Greeting cards, like art, are the vehicles used to express love. Regardless of who the message is for or from, the message of love is consistent. In the introduction to All About Love, the author expresses her strong connection to graffiti art that declared, “The search for love continues even in the face of great odds.” She explains how she was recently dealing with a separation from her partner of fifteen years and the words lifted her spirits. She later finds out that the construction company painted over the graffiti because they learned that the “words were a reference to individuals living with HIV and that the artist may be gay.”
Messages of love can be interpreted by the viewers and applied to their own life. It shouldn’t matter what the original intent of author was or whom the message was directed to. Love is a universal concept and shouldn’t be labeled or categorized.
Valentine’s day is nothing more than a holiday invented by the greeting card companies; however, it somehow reinforces cultural norms and class systems.
I met her in a club down in old soho
Where you drink champagne and it tastes just like cherry-cola C-o-l-a cola
She walked up to me and she asked me to dance
I asked her her name and in a dark brown voice she said lola
L-o-l-a lola lo-lo-lo-lo lola
Well Im not the worlds most physical guy
But when she squeezed me tight she nearly broke my spine
Oh my lola lo-lo-lo-lo lola
Well Im not dumb but I cant understand
Why she walked like a woman and talked like a man
Oh my lola lo-lo-lo-lo lola lo-lo-lo-lo lola
Well we drank champagne and danced all night
Under electric candlelight
She picked me up and sat me on her knee
And said dear boy wont you come home with me
Well Im not the worlds most passionate guy
But when I looked in her eyes well I almost fell for my lola
Lo-lo-lo-lo lola lo-lo-lo-lo lola
Lola lo-lo-lo-lo lola lo-lo-lo-lo lola
I pushed her away
I walked to the door
I fell to the floor
I got down on my knees
Then I looked at her and she at me
Well thats the way that I want it to stay
And I always want it to be that way for my lola
Girls will be boys and boys will be girls
Its a mixed up muddled up shook up world except for lola
Well I left home just a week before
And Id never ever kissed a woman before
But lola smiled and took me by the hand

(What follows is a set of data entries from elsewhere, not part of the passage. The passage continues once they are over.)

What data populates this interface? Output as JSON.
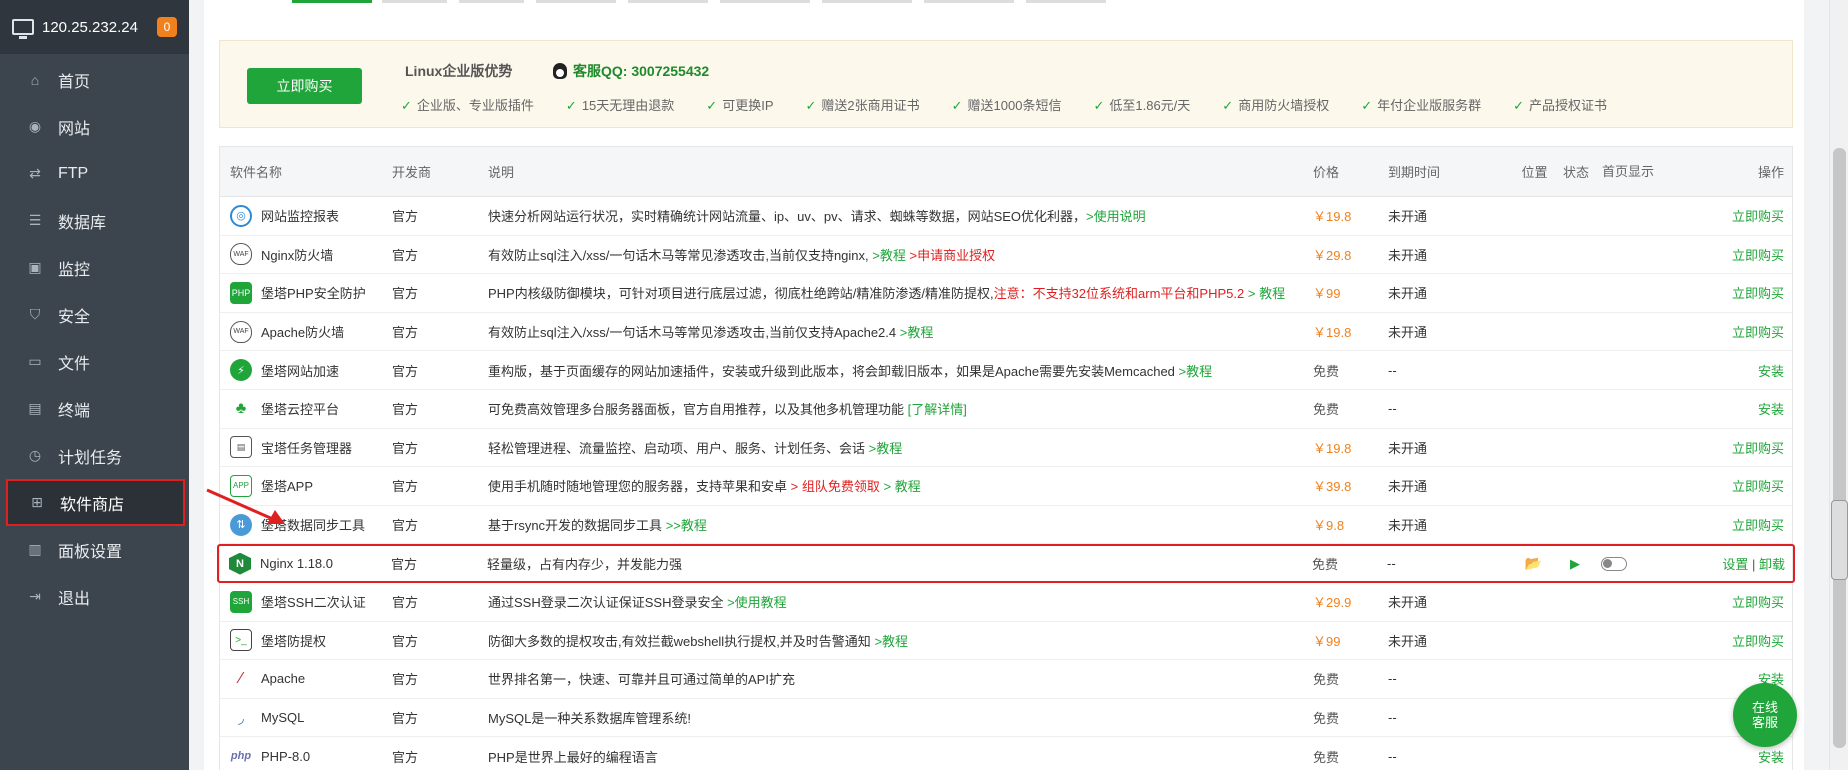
{
  "sidebar": {
    "ip": "120.25.232.24",
    "badge": "0",
    "items": [
      {
        "label": "首页",
        "icon": "home-icon"
      },
      {
        "label": "网站",
        "icon": "globe-icon"
      },
      {
        "label": "FTP",
        "icon": "ftp-icon"
      },
      {
        "label": "数据库",
        "icon": "database-icon"
      },
      {
        "label": "监控",
        "icon": "monitor-icon"
      },
      {
        "label": "安全",
        "icon": "shield-icon"
      },
      {
        "label": "文件",
        "icon": "folder-icon"
      },
      {
        "label": "终端",
        "icon": "terminal-icon"
      },
      {
        "label": "计划任务",
        "icon": "clock-icon"
      },
      {
        "label": "软件商店",
        "icon": "apps-icon"
      },
      {
        "label": "面板设置",
        "icon": "settings-icon"
      },
      {
        "label": "退出",
        "icon": "logout-icon"
      }
    ]
  },
  "promo": {
    "buy": "立即购买",
    "title": "Linux企业版优势",
    "qq": "客服QQ: 3007255432",
    "features": [
      "企业版、专业版插件",
      "15天无理由退款",
      "可更换IP",
      "赠送2张商用证书",
      "赠送1000条短信",
      "低至1.86元/天",
      "商用防火墙授权",
      "年付企业版服务群",
      "产品授权证书"
    ]
  },
  "table": {
    "headers": {
      "name": "软件名称",
      "dev": "开发商",
      "desc": "说明",
      "price": "价格",
      "expire": "到期时间",
      "loc": "位置",
      "status": "状态",
      "home": "首页显示",
      "ops": "操作"
    },
    "rows": [
      {
        "name": "网站监控报表",
        "dev": "官方",
        "desc": "快速分析网站运行状况，实时精确统计网站流量、ip、uv、pv、请求、蜘蛛等数据，网站SEO优化利器，",
        "link1": ">使用说明",
        "price": "￥19.8",
        "expire": "未开通",
        "action": "立即购买"
      },
      {
        "name": "Nginx防火墙",
        "dev": "官方",
        "desc": "有效防止sql注入/xss/一句话木马等常见渗透攻击,当前仅支持nginx,",
        "link1": ">教程",
        "red": ">申请商业授权",
        "price": "￥29.8",
        "expire": "未开通",
        "action": "立即购买"
      },
      {
        "name": "堡塔PHP安全防护",
        "dev": "官方",
        "desc": "PHP内核级防御模块，可针对项目进行底层过滤，彻底杜绝跨站/精准防渗透/精准防提权,",
        "red": "注意：不支持32位系统和arm平台和PHP5.2",
        "link1": "> 教程",
        "price": "￥99",
        "expire": "未开通",
        "action": "立即购买"
      },
      {
        "name": "Apache防火墙",
        "dev": "官方",
        "desc": "有效防止sql注入/xss/一句话木马等常见渗透攻击,当前仅支持Apache2.4",
        "link1": ">教程",
        "price": "￥19.8",
        "expire": "未开通",
        "action": "立即购买"
      },
      {
        "name": "堡塔网站加速",
        "dev": "官方",
        "desc": "重构版，基于页面缓存的网站加速插件，安装或升级到此版本，将会卸载旧版本，如果是Apache需要先安装Memcached",
        "link1": ">教程",
        "price": "免费",
        "expire": "--",
        "action": "安装"
      },
      {
        "name": "堡塔云控平台",
        "dev": "官方",
        "desc": "可免费高效管理多台服务器面板，官方自用推荐，以及其他多机管理功能",
        "link1": "[了解详情]",
        "price": "免费",
        "expire": "--",
        "action": "安装"
      },
      {
        "name": "宝塔任务管理器",
        "dev": "官方",
        "desc": "轻松管理进程、流量监控、启动项、用户、服务、计划任务、会话",
        "link1": ">教程",
        "price": "￥19.8",
        "expire": "未开通",
        "action": "立即购买"
      },
      {
        "name": "堡塔APP",
        "dev": "官方",
        "desc": "使用手机随时随地管理您的服务器，支持苹果和安卓",
        "red": "> 组队免费领取",
        "link1": "> 教程",
        "price": "￥39.8",
        "expire": "未开通",
        "action": "立即购买"
      },
      {
        "name": "堡塔数据同步工具",
        "dev": "官方",
        "desc": "基于rsync开发的数据同步工具",
        "link1": ">>教程",
        "price": "￥9.8",
        "expire": "未开通",
        "action": "立即购买"
      },
      {
        "name": "Nginx 1.18.0",
        "dev": "官方",
        "desc": "轻量级，占有内存少，并发能力强",
        "price": "免费",
        "expire": "--",
        "action": "设置",
        "action2": "卸载",
        "installed": true
      },
      {
        "name": "堡塔SSH二次认证",
        "dev": "官方",
        "desc": "通过SSH登录二次认证保证SSH登录安全",
        "link1": ">使用教程",
        "price": "￥29.9",
        "expire": "未开通",
        "action": "立即购买"
      },
      {
        "name": "堡塔防提权",
        "dev": "官方",
        "desc": "防御大多数的提权攻击,有效拦截webshell执行提权,并及时告警通知",
        "link1": ">教程",
        "price": "￥99",
        "expire": "未开通",
        "action": "立即购买"
      },
      {
        "name": "Apache",
        "dev": "官方",
        "desc": "世界排名第一，快速、可靠并且可通过简单的API扩充",
        "price": "免费",
        "expire": "--",
        "action": "安装"
      },
      {
        "name": "MySQL",
        "dev": "官方",
        "desc": "MySQL是一种关系数据库管理系统!",
        "price": "免费",
        "expire": "--",
        "action": ""
      },
      {
        "name": "PHP-8.0",
        "dev": "官方",
        "desc": "PHP是世界上最好的编程语言",
        "price": "免费",
        "expire": "--",
        "action": "安装"
      }
    ]
  },
  "chat": {
    "line1": "在线",
    "line2": "客服"
  }
}
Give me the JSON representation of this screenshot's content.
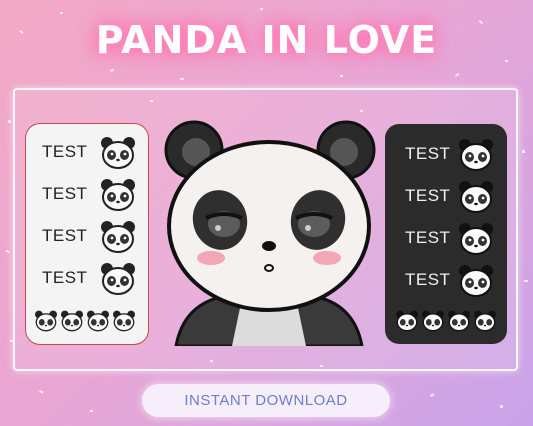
{
  "title": "PANDA IN LOVE",
  "light_panel": {
    "labels": [
      "TEST",
      "TEST",
      "TEST",
      "TEST"
    ]
  },
  "dark_panel": {
    "labels": [
      "TEST",
      "TEST",
      "TEST",
      "TEST"
    ]
  },
  "cta": {
    "label": "INSTANT DOWNLOAD"
  },
  "colors": {
    "background_from": "#f3a9c4",
    "background_to": "#c9a4ea",
    "title_glow": "#ff6fae",
    "panel_light": "#f4f4f4",
    "panel_dark": "#2b2b2b",
    "cta_text": "#6b7fd0"
  },
  "icons": [
    "panda-face-icon",
    "panda-mascot"
  ]
}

And said dear boy Im gonna make you a man
Well Im not the worlds most masculine man
But I know what I am and Im glad Im a man
And so is lola
Lo-lo-lo-lo lola lo-lo-lo-lo lola
Lola lo-lo-lo-lo lola lo-lo-lo-lo lola